Get a stick blender and very roughly blend the mixture. You don’t want to make it a fine paste necessarily (part of the joy with these falafels is biting them open and seeing whole beans inside) so just do so enough to make it a mixture rather than individual beans.
Get your chickpea flour and add until the mixture becomes fairly stiff. You may need more than I have stated. I kept mixing it in until I could roll them into balls without having a sticky mess all over my hands.
I rolled them into little balls (about the size of a 50 cent piece in diameter) and put them on a piece of baking paper (spray it with olive oil first). I made about two lots in total – I was going to save half the mixture for later cooking, but ended up doing all of them.
I then allowed them to set in shape for about 20 minutes, before putting rice bran oil into a pan. If you have a deep fryer then this is the best option. As we do not, I used a deep frying pan, and held it on an angle to fry about five at a time until they were golden brown.
They should be quite noticeably darker than the initial mixture. I put a cooked one next to the raw ones to show you what I mean.
Drain them on kitchen towel before putting them together in a bowl to salt and pepper, and then serve.
This serves five to six with accompanying food. They can be cooked in the oven, but the flavour wouldn’t be as great.
I recommend adding some garlic, chili and perhaps some parsley to yours for some added flavour. I kept mine quite plain, but I still loved how they came out. I do recommend keeping the chickpea flour, although any flour would work, particularly if you’re using other beans. If you use other flour then you may end up with something more like a bean ball than a falafel.
With the creamy tzatziki, the crunchy falafels were so good. I served the two dishes, hummus, tahini and garlic dip, with a homemade moussaka-style tomato eggplant dish, roasted cauliflower (with cumin, caraway seeds and turmeric), yellow rice, fresh vegetables (lettuce, tomato, onion, corn, slices of lemon), dolmades (from the Victoria Markets) and Lebanese bread (I also oven-baked some of the leftover Lebanese bread, cut into circles, so it could be used as dippers in the hummus).
I also had some sliced fresh red chilis, chopped pickled jalapenos and Sicilian olives to top the dish off, and a bowl of bio cheese (I picked up 500 grams for $30.99 a kilo from the markets as well) and piquant No-Moo Vegusto cheese (because who would want a wrap without cheese?). Add hot sauce, mustard and other condiments and you’re good to go.
The food fed the four of us at the time with a ridiculous amount of leftovers, which fed us for lunch and dinner the next few days. The tzatziki cream cheese creation lasted out quite well for the few days, and the taste actually got better as the garlic shoots infused with it.

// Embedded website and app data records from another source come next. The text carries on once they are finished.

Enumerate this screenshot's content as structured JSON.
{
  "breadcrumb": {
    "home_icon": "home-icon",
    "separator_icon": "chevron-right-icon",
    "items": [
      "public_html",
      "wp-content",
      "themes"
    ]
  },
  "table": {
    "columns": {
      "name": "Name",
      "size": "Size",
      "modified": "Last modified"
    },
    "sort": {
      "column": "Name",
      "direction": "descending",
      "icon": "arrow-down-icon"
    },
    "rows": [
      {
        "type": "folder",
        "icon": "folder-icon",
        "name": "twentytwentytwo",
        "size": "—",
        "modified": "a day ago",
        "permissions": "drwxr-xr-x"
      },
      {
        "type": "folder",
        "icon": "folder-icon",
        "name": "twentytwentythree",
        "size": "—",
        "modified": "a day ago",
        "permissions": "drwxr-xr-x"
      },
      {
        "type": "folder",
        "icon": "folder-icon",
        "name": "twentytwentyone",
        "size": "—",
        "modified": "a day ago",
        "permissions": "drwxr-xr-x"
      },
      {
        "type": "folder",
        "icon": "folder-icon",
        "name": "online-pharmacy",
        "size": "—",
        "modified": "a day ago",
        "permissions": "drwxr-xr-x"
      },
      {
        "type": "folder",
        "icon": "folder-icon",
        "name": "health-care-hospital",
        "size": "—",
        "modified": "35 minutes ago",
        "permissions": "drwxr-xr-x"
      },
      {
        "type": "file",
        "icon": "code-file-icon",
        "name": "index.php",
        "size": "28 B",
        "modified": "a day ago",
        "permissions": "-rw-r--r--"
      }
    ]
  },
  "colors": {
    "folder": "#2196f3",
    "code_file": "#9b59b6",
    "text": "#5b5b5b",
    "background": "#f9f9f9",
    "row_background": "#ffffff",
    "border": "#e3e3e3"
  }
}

It set me back around $5, which is ridiculously cheap when looking at vegan cheese replacements, so I was pretty impressed. Each tub is 250 grams, or 25 portions per tub (10 grams each). I’d say this is very reasonable, and looking at the price if I was going to cook something slightly creamy for the texture and I was in need of a cream cheese… I’d definitely be considering the cost saving on this one. If, however, it’s for a cream cheese flavour I think I’d opt for Tofutti, which is also competitive in price.
Soy beans, canola oil, sea salt, vegetable gums (410, 407), acid (lactic acid)

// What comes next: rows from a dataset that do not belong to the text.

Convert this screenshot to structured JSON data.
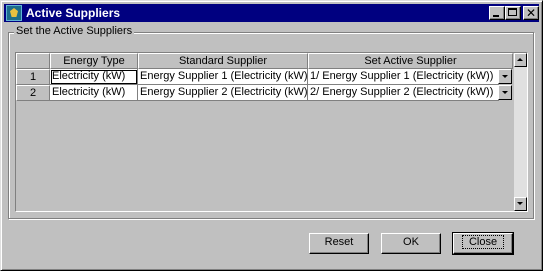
{
  "window": {
    "title": "Active Suppliers"
  },
  "group": {
    "label": "Set the Active Suppliers"
  },
  "table": {
    "columns": [
      "Energy Type",
      "Standard Supplier",
      "Set Active Supplier"
    ],
    "rows": [
      {
        "num": "1",
        "energy": "Electricity (kW)",
        "standard": "Energy Supplier 1 (Electricity (kW))",
        "active": "1/ Energy Supplier 1 (Electricity (kW))"
      },
      {
        "num": "2",
        "energy": "Electricity (kW)",
        "standard": "Energy Supplier 2 (Electricity (kW))",
        "active": "2/ Energy Supplier 2 (Electricity (kW))"
      }
    ]
  },
  "buttons": {
    "reset": "Reset",
    "ok": "OK",
    "close": "Close"
  },
  "icons": {
    "app": "app-icon",
    "minimize": "minimize-icon",
    "maximize": "maximize-icon",
    "close": "close-icon",
    "dropdown": "chevron-down-icon"
  }
}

It’s 100% nut free and from a nut free factory. The lactic acid is vegan and from a plant source.
The nutritional value
It’s organic, 100% non-GMO and gluten free. The label does reveal that it has 29.7% fat, but it is low sugar, low cholesterol and is fairly high in protein given the soy bean content.

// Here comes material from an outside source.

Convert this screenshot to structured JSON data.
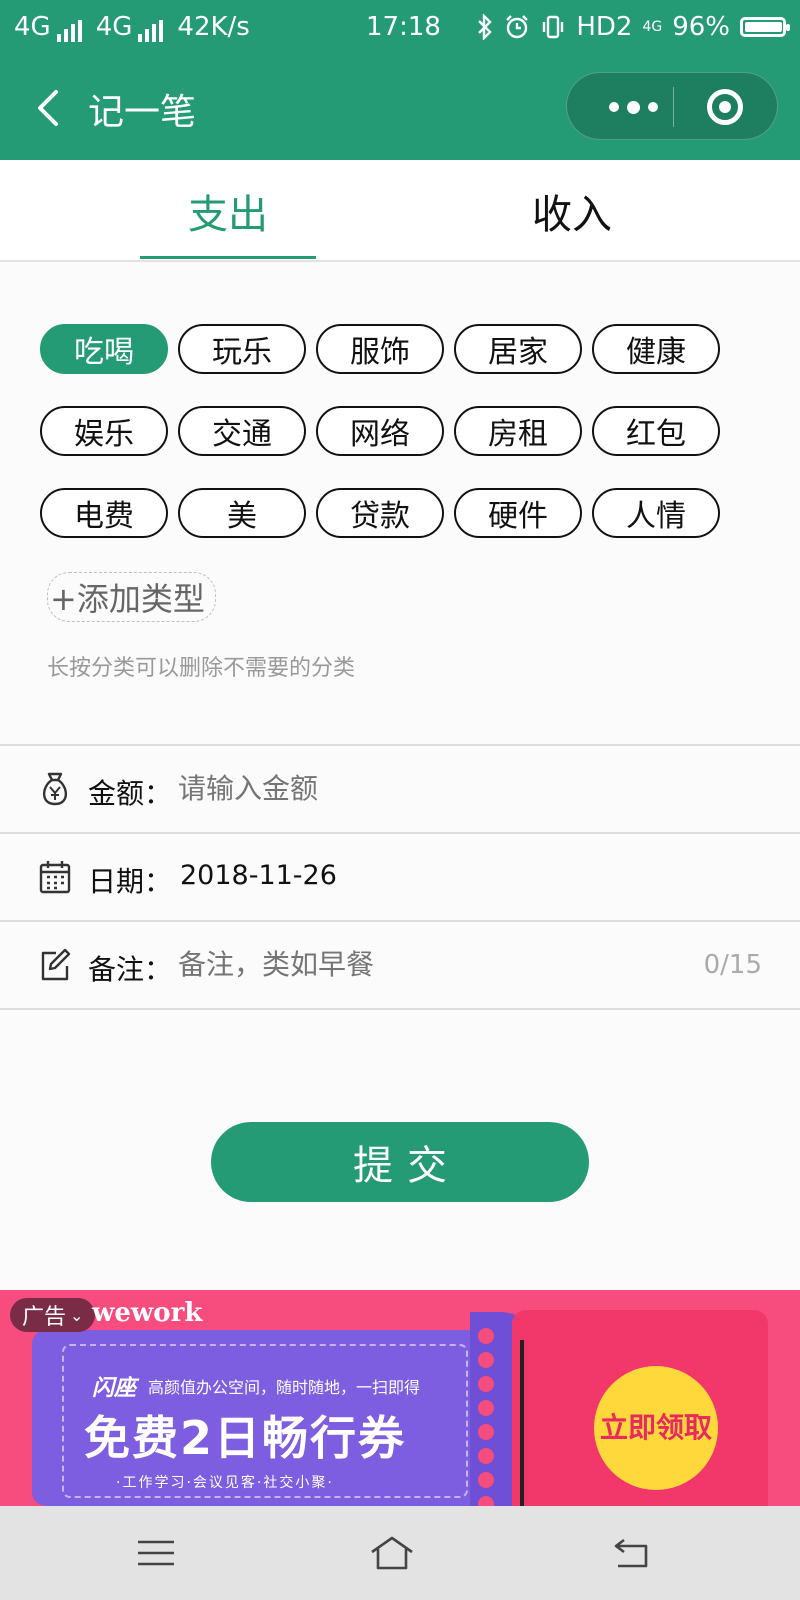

I don’t see it around all that often, although I see Kingland’s hummus, soy mayonnaise and yoghurts quite regularly in the shops. It is available from Green Edge Online (Brisbane based shop) and can be delivered, as is their hard cheddar cheese and a number of their other products (including plain yoghurt, which I’d be interested to try instead in the tzatziki as it would mean no soy milk needed to be added).
They also supply to New Zealand, Malaysia and Singapore.